Low Enrollment Epidemic Hits GCC, Classes Canceled

DIANA PETRAS
El Vaquero Staff Writer

Enrollment for full-time college students has dropped six percent since 2003 and continues to stay at a steady sum of about 12,300 students because of tuition hikes, student interest and a lack of classroom and parking space.

There are 109 California community colleges, and a majority of them are having problems with low enrollment this fall.

Unfortunately, Glendale Community College is no exception, and it is now lacking in FTES (Full time Equivalent Student). “There are some [community colleges] that continue to do well [without any problems of low enrollment], but they’re usually in areas that have an increase of population,” said Larry Serot, Executive Vice President for Administrative Services.

According to the Vice President of Instructional Services, Steve White, colleges receive a certain amount of money from the government for a certain number of FTES. The more students enrolled means more money for the school. When there are fewer students, the school loses money that could benefit the school.

White said that an FTES is one credit or non-credit student enrolled at Glendale College. The student must be enrolled in 15 units for both the fall and spring semesters to have a total of 30 units total, said White.

In terms of money, he said that the college receives about $3,900 to $4,000 for one credit FTES and around $2,200 for one non-credit FTES. “There are about 16,000 credit and non-credit FTES enrolled at Glendale College, said White, “The school receives about $70,000,000 for that many FTES.”

The number of FTES each year is expected to grow. When the school does not reach the growth enrolled, the school loses money.
However, in order for the FTES number to grow, the economy has to be doing poorly. One major reason why community colleges are struggling with low enrollment this semester is because student enrollment has an inverse relationship with the economy.

“When the economy is doing well and people are working, they won’t go to school to be trained to work on job skills,” said Serot. “So whenever the economy does well, our enrollment goes flat. Then when the economy is bad and people are out of work, they go back to college to retrain, and student enrollment increases.”

Another reason to why student enrollment has not increased may be because of the two fee increases that have happened at GCC. In 2002 the enrollment fee at GCC was $13 per unit. Then in 2003 it increased to $18 per unit; in 2004 and 2005 the fee jumped to $26 per unit. With each fee hike, student enrollment decreased and now the number of FTES attending Glendale College is around a stable sum of 12,300 students.

Both Serot and White have said that low enrollment affects everyone. Even Dr. Teresa Cortey, Chair of the Foreign Language Department said, “Low enrollment classes are still classes deserving of respect, and [French] 103 and [French] 104 are part of the core program of the major, and [those classes] cannot be cancelled without hurting [other] students.”

However, White said that there may be some limitation to the numbers of students attending Glendale College because of parking and the numbers of classrooms available on campus. The college is unable to offer new courses and services for students. Part-time professors are unable to teach because there are not enough classrooms for them.

“The number of students enrolled is not low.

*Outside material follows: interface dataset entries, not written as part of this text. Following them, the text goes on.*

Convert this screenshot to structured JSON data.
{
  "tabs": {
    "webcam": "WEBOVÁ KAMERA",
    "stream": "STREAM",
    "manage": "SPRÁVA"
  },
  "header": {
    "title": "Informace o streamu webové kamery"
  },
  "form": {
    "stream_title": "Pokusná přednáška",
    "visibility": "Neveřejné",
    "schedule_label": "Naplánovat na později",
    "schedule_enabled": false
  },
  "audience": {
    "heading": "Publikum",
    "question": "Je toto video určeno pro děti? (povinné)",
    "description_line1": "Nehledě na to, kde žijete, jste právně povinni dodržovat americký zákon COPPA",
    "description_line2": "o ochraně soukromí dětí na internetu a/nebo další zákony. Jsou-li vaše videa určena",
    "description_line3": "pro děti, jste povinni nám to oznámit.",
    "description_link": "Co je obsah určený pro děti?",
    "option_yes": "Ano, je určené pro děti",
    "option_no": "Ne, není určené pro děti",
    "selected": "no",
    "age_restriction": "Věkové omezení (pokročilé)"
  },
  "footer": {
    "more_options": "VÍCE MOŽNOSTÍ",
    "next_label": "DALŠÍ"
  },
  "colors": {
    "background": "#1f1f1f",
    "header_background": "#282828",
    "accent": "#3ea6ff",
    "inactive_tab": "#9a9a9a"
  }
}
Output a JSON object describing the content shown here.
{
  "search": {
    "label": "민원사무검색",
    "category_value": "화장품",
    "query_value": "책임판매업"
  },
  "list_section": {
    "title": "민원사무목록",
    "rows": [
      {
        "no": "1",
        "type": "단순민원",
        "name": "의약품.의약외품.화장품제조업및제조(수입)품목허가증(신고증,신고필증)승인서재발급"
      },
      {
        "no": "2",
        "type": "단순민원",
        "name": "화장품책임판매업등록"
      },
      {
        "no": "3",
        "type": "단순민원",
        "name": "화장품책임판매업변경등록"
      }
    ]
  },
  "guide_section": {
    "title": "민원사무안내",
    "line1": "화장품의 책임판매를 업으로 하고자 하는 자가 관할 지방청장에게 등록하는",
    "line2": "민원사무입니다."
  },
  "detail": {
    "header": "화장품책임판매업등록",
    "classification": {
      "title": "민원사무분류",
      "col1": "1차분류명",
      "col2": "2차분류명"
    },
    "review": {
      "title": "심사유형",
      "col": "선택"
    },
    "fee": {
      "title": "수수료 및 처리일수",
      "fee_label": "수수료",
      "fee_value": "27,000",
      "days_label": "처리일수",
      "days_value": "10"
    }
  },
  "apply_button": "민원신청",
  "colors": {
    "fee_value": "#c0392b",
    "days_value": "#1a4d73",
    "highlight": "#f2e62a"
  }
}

Enrollment is just flat like others in all the other community colleges in the state because of the economy,” said Serot.

He also said that low enrollment does not affect the students who plan on transferring to a four-year university. Programs like the nursing and transfer programs are very popular among most students; their classes are never lacking in interested students.

However, Serot also said that there are students who are taking classes in areas that are not as popular as finishing general education requirements or getting into the nursing program. Programs like computer science are the ones that have taken a dive in the number of students taking the course.

Public Relations student Nanor Avedissian has experienced one of the consequences of low enrollment. She expected to earn a Public Relations Certificate this semester, but the one class she needed to earn the certificate was cancelled.

Avedissian said, “Specialty classes are empty and the general education classes are full. People just want to finish their general education and get out.”

The school hopes that the number of students will increase next year. The construction in the back of the school includes a new parking structure and a new three floor building called Bhupseh Parikh Health Services and Technology.

Enrollment fees are going to be lowered for winter intersession 2007. Serot, White, and even Associate Dean and Director of Financial Aid Patricia Hurley all said that fees are changing from $26 per unit to $20 per unit.

The college is working on ways to advertise the school. “We are increasing our advertising budget, and we are developing a new newsletter to the community that will have an insert directed at high school students and their parents,” said Serot.

According to Serot, the school’s job is to market itself through webcasting on websites like Myspace.com to get the word out to the public. They are also going to advertise in different languages to let more people know about Glendale College in hopes of increasing the number of students here at Glendale College and eliminate the problem of low enrollment.